ARCn: Redo log archivers
CJQn: Job scheduler coordinator
Dnnn: Dispatchers
DIA0: Diagnosibility process 0
DIAG: Diagnosibility coordinator
FDBA: Flashback data archiver process
Jnnn: Job scheduler processes
MMNL: Manageability Monitor Process 2
MMON: Manageability Monitor Process
PING: Interconnect latency measurement
Qnnn: Queue cleanup processes
QMNC: Queue coordinator
RECO: Distributed recovery process
Snnn: Shared servers
SMCO: Space management coordinator
Wnnn: Space management processes

ACMS: Atomic controlfile to memory server
CKPT: Checkpoint
DBRM: Resource manager process
DBWn: Database writer processes
LGWR: Redo log writer
LMDn: Global enqueue service daemons
LMON: Global enqueue service monitor
MMAN: Memory manager
PMON: Process monitor
PSPn: Process spawners
RMSn: RAC management server
RVWR: Recovery writer
SMON: System monitor process
VKTM: Virtual keeper of time process

Monday, December 8, 2008

Keeping CDC from falling apart catastrophically

CDC, especially the log-based implementations such as "asynchronous autolog" can be a really nice effective way to maintain a DSS system with low impact on a production OLTP data source.

One problem with CDC is that it uses Streams, specifically the logminer capture and apply components, which can be challenging to make work successfully.

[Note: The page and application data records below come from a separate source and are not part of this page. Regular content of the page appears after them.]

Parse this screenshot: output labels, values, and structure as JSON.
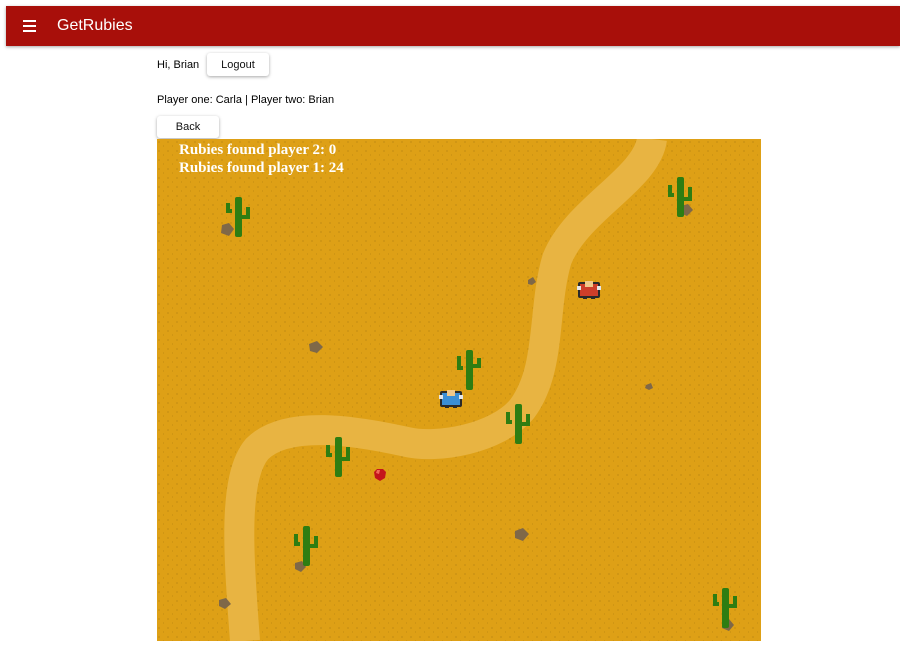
{
  "app": {
    "title": "GetRubies",
    "menu_icon": "hamburger-menu-icon",
    "bar_color": "#a80f0a"
  },
  "user": {
    "greeting": "Hi, Brian",
    "logout_label": "Logout"
  },
  "match": {
    "players_text": "Player one: Carla | Player two: Brian",
    "back_label": "Back"
  },
  "game": {
    "score_player2_label": "Rubies found player 2:",
    "score_player2_value": "0",
    "score_player1_label": "Rubies found player 1:",
    "score_player1_value": "24",
    "sand_color": "#dea016",
    "path_color": "#e8b442",
    "cactus_color": "#2e7d12",
    "ruby_color": "#c4141c",
    "player_blue": "#3b8fd6",
    "player_red": "#cf3f2a"
  }
}
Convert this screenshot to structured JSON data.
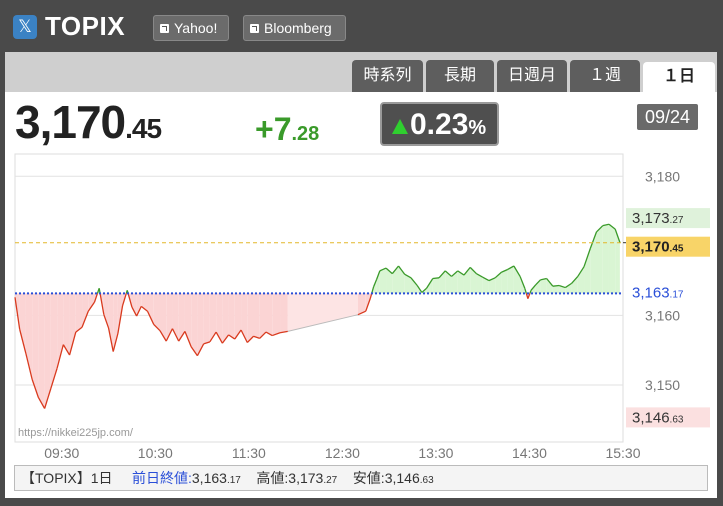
{
  "header": {
    "title": "TOPIX",
    "links": [
      {
        "label": "Yahoo!"
      },
      {
        "label": "Bloomberg"
      }
    ]
  },
  "tabs": [
    {
      "label": "時系列",
      "active": false
    },
    {
      "label": "長期",
      "active": false
    },
    {
      "label": "日週月",
      "active": false
    },
    {
      "label": "１週",
      "active": false
    },
    {
      "label": "１日",
      "active": true
    }
  ],
  "quote": {
    "price_int": "3,170",
    "price_dec": ".45",
    "change_int": "+7",
    "change_dec": ".28",
    "change_pct": "0.23",
    "pct_symbol": "%",
    "date": "09/24"
  },
  "colors": {
    "up": "#3a9a2a",
    "down": "#d93a1e",
    "prev_close": "#2a4fd8",
    "current": "#e3b72a"
  },
  "watermark": "https://nikkei225jp.com/",
  "chart_data": {
    "type": "area",
    "x_ticks": [
      "09:30",
      "10:30",
      "11:30",
      "12:30",
      "13:30",
      "14:30",
      "15:30"
    ],
    "y_ticks": [
      "3,180",
      "3,160",
      "3,150"
    ],
    "y_tick_values": [
      3180,
      3160,
      3150
    ],
    "ylim": [
      3141.8,
      3183.2
    ],
    "xlim_minutes": [
      540,
      930
    ],
    "baseline": 3163.17,
    "labels": [
      {
        "int": "3,173",
        "dec": ".27",
        "value": 3173.27,
        "kind": "high"
      },
      {
        "int": "3,170",
        "dec": ".45",
        "value": 3170.45,
        "kind": "current"
      },
      {
        "int": "3,163",
        "dec": ".17",
        "value": 3163.17,
        "kind": "prev"
      },
      {
        "int": "3,146",
        "dec": ".63",
        "value": 3146.63,
        "kind": "low"
      }
    ],
    "series_points": [
      [
        540,
        3162.6
      ],
      [
        543,
        3158.0
      ],
      [
        547,
        3154.5
      ],
      [
        551,
        3150.8
      ],
      [
        555,
        3148.2
      ],
      [
        559,
        3146.6
      ],
      [
        563,
        3149.5
      ],
      [
        567,
        3152.4
      ],
      [
        571,
        3155.8
      ],
      [
        575,
        3154.3
      ],
      [
        579,
        3157.6
      ],
      [
        583,
        3158.3
      ],
      [
        587,
        3160.6
      ],
      [
        591,
        3161.9
      ],
      [
        594,
        3163.9
      ],
      [
        597,
        3160.1
      ],
      [
        600,
        3158.2
      ],
      [
        603,
        3154.8
      ],
      [
        606,
        3157.4
      ],
      [
        609,
        3161.4
      ],
      [
        612,
        3163.6
      ],
      [
        615,
        3161.2
      ],
      [
        618,
        3159.9
      ],
      [
        621,
        3161.3
      ],
      [
        625,
        3160.6
      ],
      [
        629,
        3158.7
      ],
      [
        633,
        3157.8
      ],
      [
        637,
        3156.3
      ],
      [
        641,
        3158.1
      ],
      [
        645,
        3156.3
      ],
      [
        649,
        3157.7
      ],
      [
        653,
        3155.5
      ],
      [
        657,
        3154.2
      ],
      [
        661,
        3155.9
      ],
      [
        665,
        3156.2
      ],
      [
        669,
        3157.6
      ],
      [
        673,
        3156.0
      ],
      [
        677,
        3157.2
      ],
      [
        681,
        3156.6
      ],
      [
        685,
        3157.9
      ],
      [
        689,
        3156.1
      ],
      [
        693,
        3157.0
      ],
      [
        697,
        3156.7
      ],
      [
        701,
        3157.6
      ],
      [
        705,
        3157.1
      ],
      [
        710,
        3157.5
      ],
      [
        715,
        3157.7
      ],
      [
        760,
        3160.1
      ],
      [
        765,
        3160.6
      ],
      [
        768,
        3162.5
      ],
      [
        770,
        3164.1
      ],
      [
        772,
        3165.2
      ],
      [
        774,
        3166.4
      ],
      [
        778,
        3166.8
      ],
      [
        782,
        3166.0
      ],
      [
        786,
        3167.1
      ],
      [
        790,
        3165.9
      ],
      [
        794,
        3165.4
      ],
      [
        798,
        3164.3
      ],
      [
        801,
        3163.3
      ],
      [
        804,
        3163.9
      ],
      [
        808,
        3165.3
      ],
      [
        812,
        3165.4
      ],
      [
        816,
        3166.4
      ],
      [
        820,
        3165.6
      ],
      [
        824,
        3166.4
      ],
      [
        828,
        3165.8
      ],
      [
        832,
        3166.9
      ],
      [
        836,
        3166.0
      ],
      [
        840,
        3165.5
      ],
      [
        844,
        3165.0
      ],
      [
        848,
        3165.4
      ],
      [
        852,
        3166.2
      ],
      [
        856,
        3166.6
      ],
      [
        860,
        3167.1
      ],
      [
        864,
        3165.6
      ],
      [
        867,
        3163.9
      ],
      [
        869,
        3162.4
      ],
      [
        871,
        3163.6
      ],
      [
        874,
        3164.4
      ],
      [
        877,
        3165.1
      ],
      [
        881,
        3165.3
      ],
      [
        885,
        3164.2
      ],
      [
        889,
        3164.3
      ],
      [
        893,
        3164.0
      ],
      [
        897,
        3164.6
      ],
      [
        901,
        3165.6
      ],
      [
        905,
        3167.0
      ],
      [
        909,
        3169.6
      ],
      [
        913,
        3172.0
      ],
      [
        917,
        3172.9
      ],
      [
        921,
        3173.1
      ],
      [
        925,
        3172.4
      ],
      [
        928,
        3170.5
      ]
    ]
  },
  "footer": {
    "name": "【TOPIX】1日",
    "prev_label": "前日終値:",
    "prev_int": "3,163",
    "prev_dec": ".17",
    "high_label": "高値:",
    "high_int": "3,173",
    "high_dec": ".27",
    "low_label": "安値:",
    "low_int": "3,146",
    "low_dec": ".63"
  }
}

A constant danger is the CDC staging database encounterin a problem that makes it unable to continue processing changes. In development, we find ourselves rebuilding the change source and sets frequently to overcome bugs, mistakes and mysterious failures.

In production, however, rebuilding the CDC environment requires rebuilding the entire DSS reporting system or data warehouse. Each change from the production source must be captured by CDC or there will be data loss. Rebuilding CDC implies losing transactions.

As it turns out, everything hinges on the availability fo a recent logminer data dictionary build in the redo logs. With CDC, you can reinstantiate the CDC environment as of any point in time, as long as you have a source archivelog with a dictionary build, and all subsequent logs to the current pont in time. Thus my #1 recommendation for people using async autolog CDC:

Generate a data dictionary into the source redologs daily using a script similar to this:

SQL> variable dicscn number
SQL> exec dbms_capture_adm.build(:dicscn)
SQL> column discn format 9999999999999999999999
SQL> print dicscn

(Record this SCN)

If you ever need to reinstantiate the CDC environment, re-create the change source as of the SCN of the last available dictionary build:

SQL> exec dbms_cdc_publish.create_autolog_change_source( -
change_source_name=>'MYSOURCE', -
description=>'My OLTP Source', -
source_database=>'MYDB', -
first_scn=>'', -

Then ceate a change set that begins processing changes as of the time that the previous failed CDC staging system failed:

SQL> exec dbms_cdc_publish.create_change_set( -
change_set_name=>'MYSET', -
description=>'My Change Set', -
change_source_name=>'MYSOURCE', -
begin_date=>to_date('2008-12-09 18:00:00','yyyy-mm-dd hh24:mi:ss'), -

Finally create your change tables and subscriptions as usual. The changes in the change tables will beg as of the date specified in create_change_set.